...It’s not surprising to learn that, as Marks notes in How Russia Shaped the Modern World, Dostoevsky inspired some far-right intellectuals in Germany in the 1920s and 1930s who saw him as the mortal enemy of decadent liberalism. Equally unsurprising is the fact that today, he is being embraced by Vladimir Putin’s regime in Russia. In an essay on Dostoevsky’s 200th anniversary in the online magazine Sobesednik (“Interlocutor”), the eminent writer and critic Dmitry Bykov suggests that Dostoevsky should be “scrubbed clean of [the regime’s] sticky love, which can only compromise the writer and the thinker”; but he also notes that in a sense, Dostoevsky is “the father of Russian fascism.”
Of course, as Bykov acknowledges, Dostoevsky is also much more than that. For one thing, he is too independent and too paradoxical to be a propaganda tool. His cultural conservatism was idiosyncratic enough to coexist with strong sympathy for Russia’s nascent feminist movement. His support for tsarist Russia’s symbiosis of church and autocracy-- a stance Bykov regards as a “Stockholm syndrome” response to Dostoevsky’s pardon by the tsar in 1849-- inevitably clashed with his passion for human freedom, which is the central theme of “The Grand Inquisitor”: The Inquisitor sees Jesus as a carrier of dangerous heresy for giving people free choice rather than the safety of authority. As Russian religious philosopher Nikolai Berdyaev argued more than half a century after Dostoevsky’s death, Dostoevsky himself may not have understood that, despite its Catholic setting, his story applied equally to Russian Orthodoxy: “In actuality, Dostoevsky in the Legend rose up against every religion of authority, as being a temptation by the Anti-Christ... This was an unprecedented hymn to the freedom of the Spirit, a most extreme form of religious anarchism.” It is not for nothing that in the 1890s, Russian censors barred The Brothers Karamazov from school libraries and free public libraries as insufficiently, well, orthodox.
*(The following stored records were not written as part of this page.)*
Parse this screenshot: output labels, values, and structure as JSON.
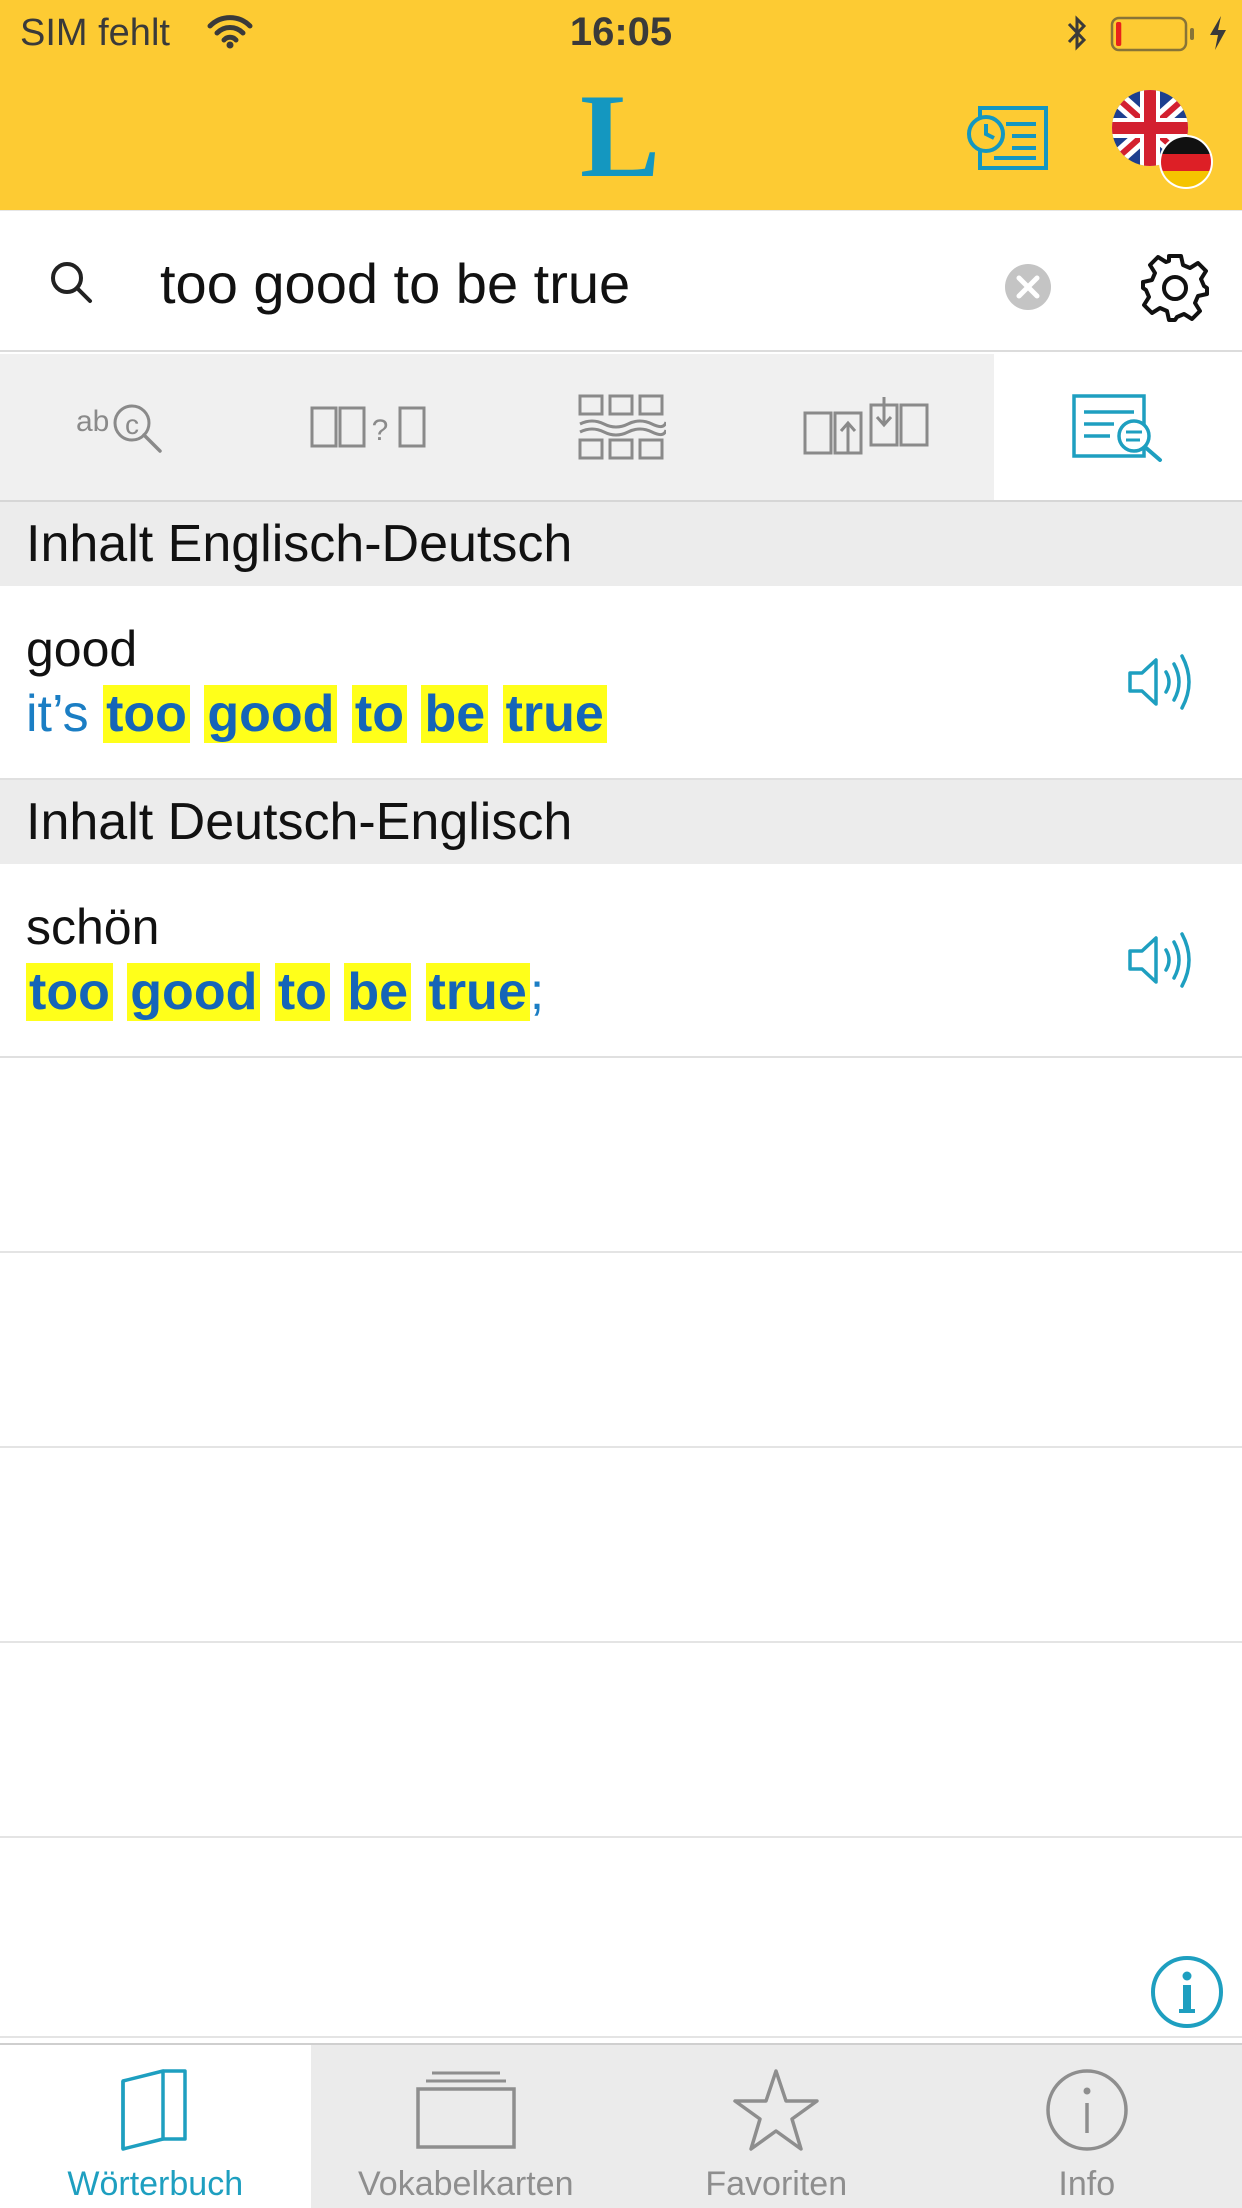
{
  "status_bar": {
    "carrier": "SIM fehlt",
    "time": "16:05",
    "battery_level": 0.08
  },
  "header": {
    "logo_text": "L",
    "history_icon": "history-list-icon",
    "language_icon": "flag-en-de-icon"
  },
  "search": {
    "value": "too good to be true",
    "placeholder": "",
    "clear_icon": "clear-icon",
    "settings_icon": "gear-icon"
  },
  "mode_tabs": [
    {
      "icon": "spell-search-icon",
      "active": false
    },
    {
      "icon": "wildcard-search-icon",
      "active": false
    },
    {
      "icon": "translation-grid-icon",
      "active": false
    },
    {
      "icon": "import-export-icon",
      "active": false
    },
    {
      "icon": "fulltext-search-icon",
      "active": true
    }
  ],
  "sections": [
    {
      "title": "Inhalt Englisch-Deutsch",
      "results": [
        {
          "headword": "good",
          "phrase_prefix": "it’s",
          "phrase_words": [
            "too",
            "good",
            "to",
            "be",
            "true"
          ],
          "phrase_suffix": ""
        }
      ]
    },
    {
      "title": "Inhalt Deutsch-Englisch",
      "results": [
        {
          "headword": "schön",
          "phrase_prefix": "",
          "phrase_words": [
            "too",
            "good",
            "to",
            "be",
            "true"
          ],
          "phrase_suffix": ";"
        }
      ]
    }
  ],
  "tab_bar": {
    "items": [
      {
        "label": "Wörterbuch",
        "icon": "book-icon",
        "active": true
      },
      {
        "label": "Vokabelkarten",
        "icon": "flashcards-icon",
        "active": false
      },
      {
        "label": "Favoriten",
        "icon": "star-icon",
        "active": false
      },
      {
        "label": "Info",
        "icon": "info-icon",
        "active": false
      }
    ]
  },
  "colors": {
    "header_yellow": "#fdcb33",
    "accent_blue": "#1e9fc0",
    "phrase_blue": "#1b7ec4",
    "highlight_yellow": "#ffff1a"
  }
}
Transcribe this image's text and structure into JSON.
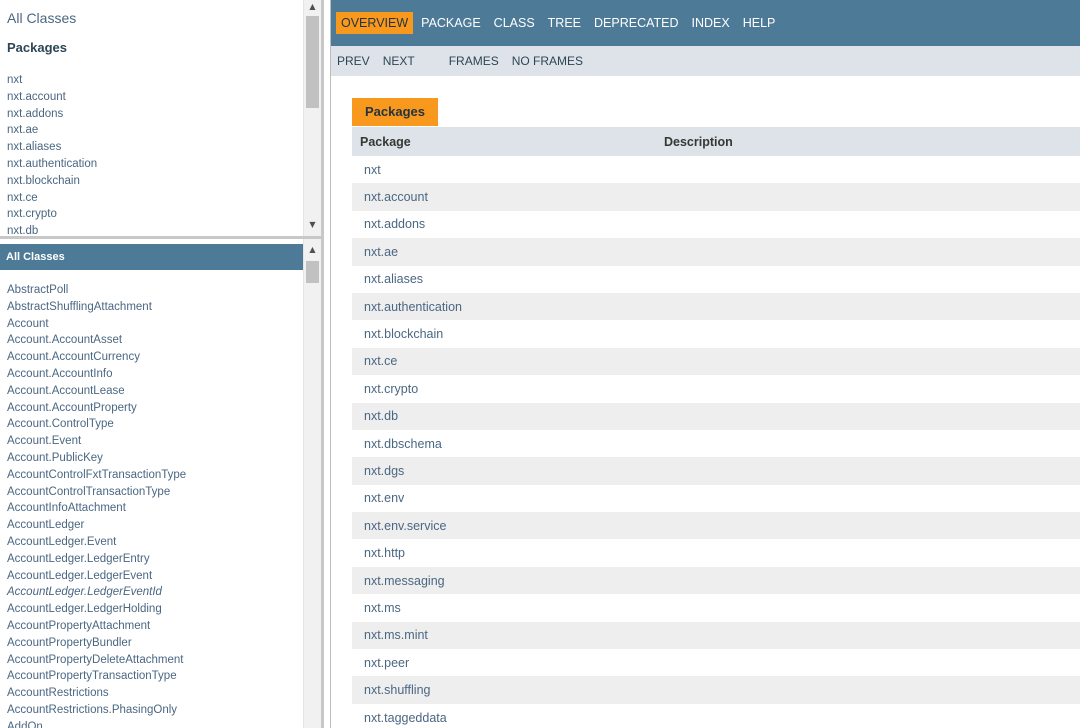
{
  "left_top": {
    "all_classes_link": "All Classes",
    "packages_heading": "Packages",
    "packages": [
      "nxt",
      "nxt.account",
      "nxt.addons",
      "nxt.ae",
      "nxt.aliases",
      "nxt.authentication",
      "nxt.blockchain",
      "nxt.ce",
      "nxt.crypto",
      "nxt.db"
    ]
  },
  "left_bottom": {
    "heading": "All Classes",
    "classes": [
      "AbstractPoll",
      "AbstractShufflingAttachment",
      "Account",
      "Account.AccountAsset",
      "Account.AccountCurrency",
      "Account.AccountInfo",
      "Account.AccountLease",
      "Account.AccountProperty",
      "Account.ControlType",
      "Account.Event",
      "Account.PublicKey",
      "AccountControlFxtTransactionType",
      "AccountControlTransactionType",
      "AccountInfoAttachment",
      "AccountLedger",
      "AccountLedger.Event",
      "AccountLedger.LedgerEntry",
      "AccountLedger.LedgerEvent",
      "AccountLedger.LedgerEventId",
      "AccountLedger.LedgerHolding",
      "AccountPropertyAttachment",
      "AccountPropertyBundler",
      "AccountPropertyDeleteAttachment",
      "AccountPropertyTransactionType",
      "AccountRestrictions",
      "AccountRestrictions.PhasingOnly",
      "AddOn"
    ],
    "italic_index": 18
  },
  "topnav": {
    "items": [
      "OVERVIEW",
      "PACKAGE",
      "CLASS",
      "TREE",
      "DEPRECATED",
      "INDEX",
      "HELP"
    ]
  },
  "subnav": {
    "prev": "PREV",
    "next": "NEXT",
    "frames": "FRAMES",
    "no_frames": "NO FRAMES"
  },
  "main": {
    "caption": "Packages",
    "col_package": "Package",
    "col_description": "Description",
    "packages": [
      "nxt",
      "nxt.account",
      "nxt.addons",
      "nxt.ae",
      "nxt.aliases",
      "nxt.authentication",
      "nxt.blockchain",
      "nxt.ce",
      "nxt.crypto",
      "nxt.db",
      "nxt.dbschema",
      "nxt.dgs",
      "nxt.env",
      "nxt.env.service",
      "nxt.http",
      "nxt.messaging",
      "nxt.ms",
      "nxt.ms.mint",
      "nxt.peer",
      "nxt.shuffling",
      "nxt.taggeddata"
    ]
  },
  "colors": {
    "nav_blue": "#4d7a97",
    "active_orange": "#f8981d",
    "subnav_gray": "#dee3e9",
    "alt_row": "#eeeeef"
  }
}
Bykov believes that toward the end of his life, Dostoevsky’s views were evolving again: There are tantalizing hints that the planned second volume of The Brothers Karamazov was going to take the saintly Alyosha in the direction of becoming a revolutionary. It is also worth noting that in the acclaimed speech Dostoevsky gave in June 1880-- just six months before his death-- at the unveiling of the monument in Moscow to Russia’s great poet Alexander Pushkin, he strove to articulate a Russian patriotism that would reconcile the Slavophiles and the Westernizers, emphasizing Pushkin’s Europeanness and “pan-humanity” as an essential part of his Russianness.
Perhaps no Russian writer attained this “pan-humanity” more than Dostoevsky, who has, for a century and a half, inspired people across national, religious and political lines-- including members of groups toward which he harbored the strongest prejudices. This is one way in which Dostoevsky’s legacy is relevant to our cultural moment: It is a reminder that great art and literature transcend their creators’ politics and biases and endure long after the polemics of the day are forgotten.